The administrators eventually settled on some arbitrary ground rules, which seemed fairest under the circumstances. If a work’s donor could be contacted, the donor could choose where it would go—and if there was more than one version of the same work, each institution would be guaranteed at least one copy. But the majority of works were just divided by shelfmark: Odds stayed in Leuven, evens left for Louvain-la-Neuve. It was an oddly prosaic solution to a fundamentally emotional conflict. Along with Walloon students and faculty—who, Nyns remembers, “lost their homes”—the books moved across the border, populating this new prop college town that was then, according to Vos, nothing but open fields.
Today, the two institutions enjoy a peaceful relationship, occasionally convening for ceremonies, and routinely collaborating on research. Law students, adds Nyns, often spend six months at the other school, as many Belgian lawyers are expected to be bilingual. But it’s a cold peace. The current students on either side of the border rarely speak one another’s language, and Walloons and Flemings often have to communicate with each other in English, says Derez. (He adds that Belgium’s German-speaking minority—less than one percent of the population—are known as “the last Belgians,” caught between the country’s two distinct factions.) He wonders if the partnership between the two institutions will evaporate within the next few generations, when there will be no one left to link the two groups.
Perhaps then—in the absence of a unified Belgium—the split will seem even more, as Derez insists, like “a typical Belgian solution” after all.
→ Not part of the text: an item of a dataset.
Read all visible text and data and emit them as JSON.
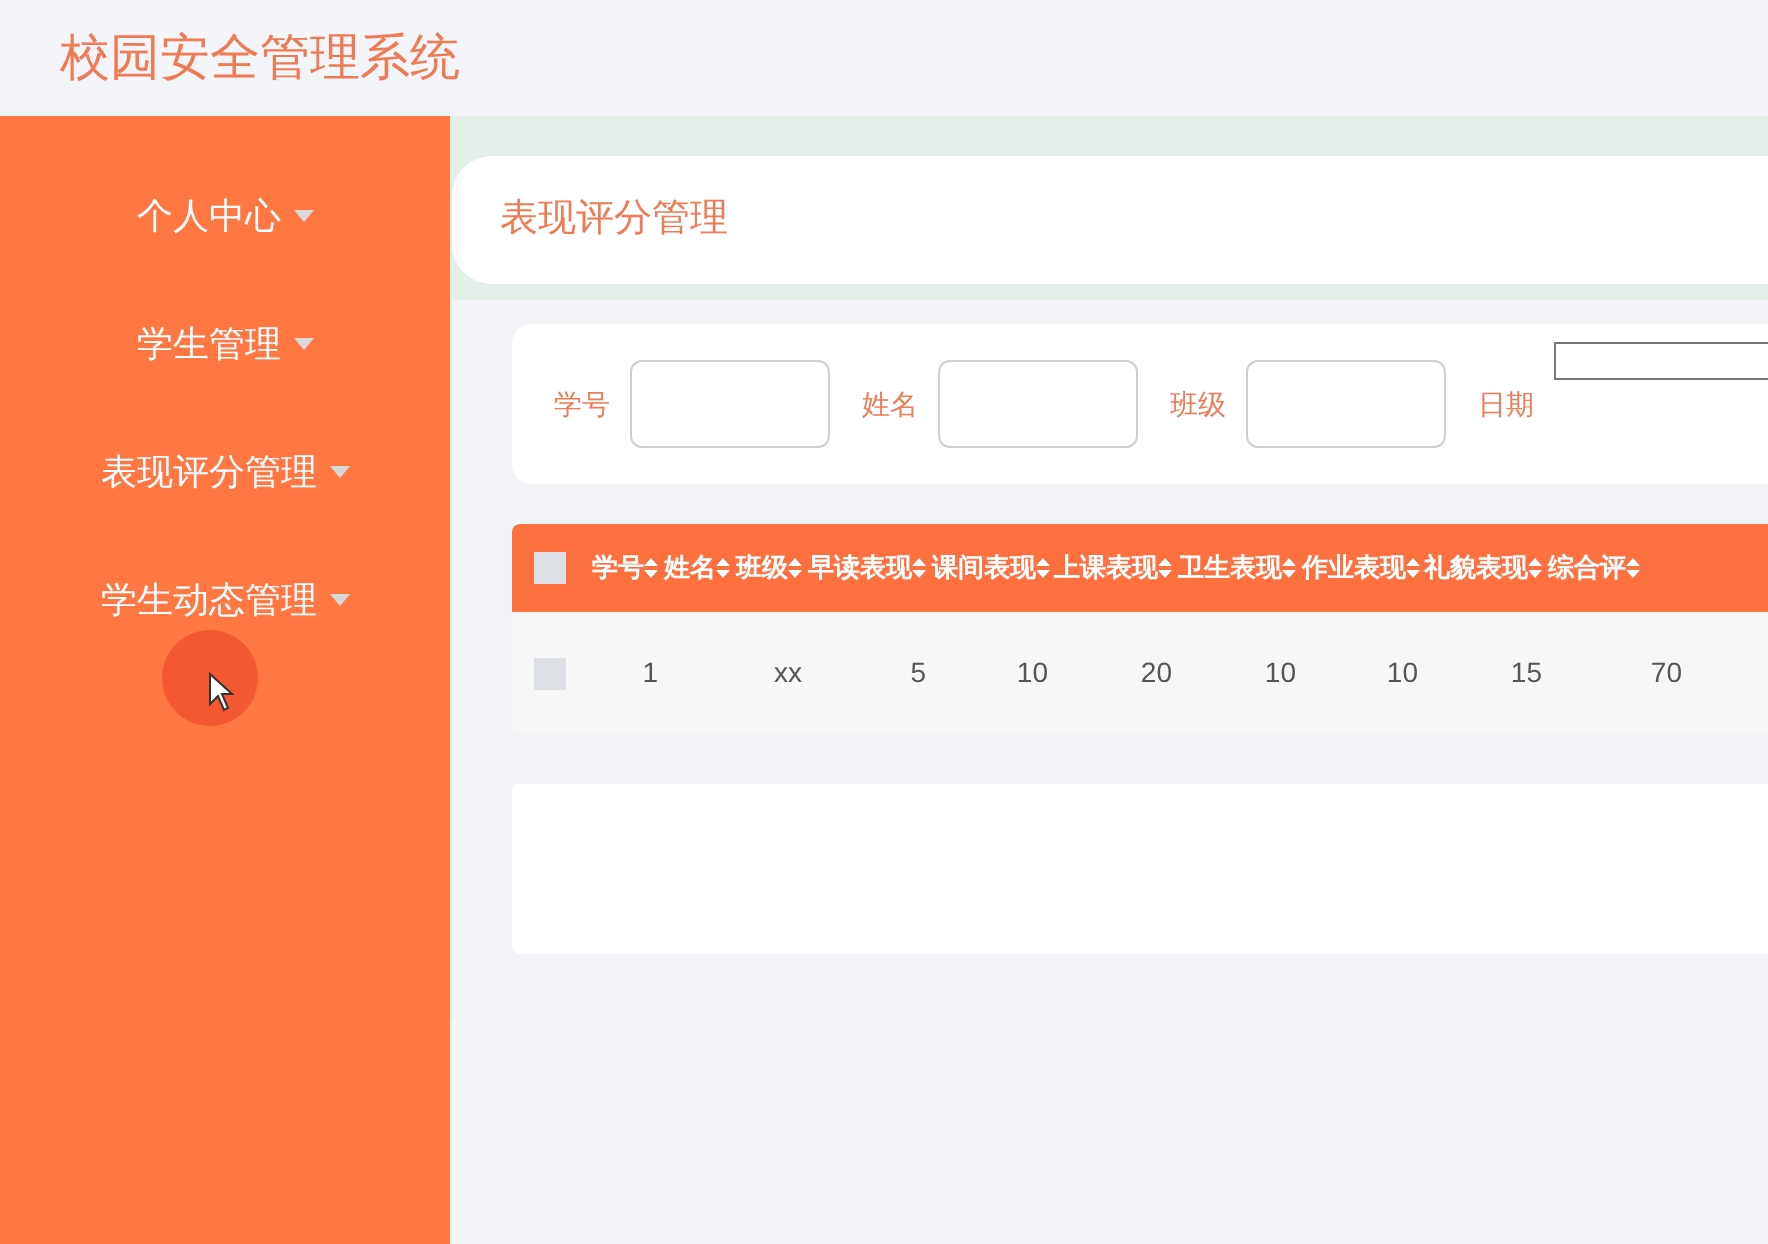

*Correction: This story originally said the prayer book had been hidden in a bathroom. It was a bedroom.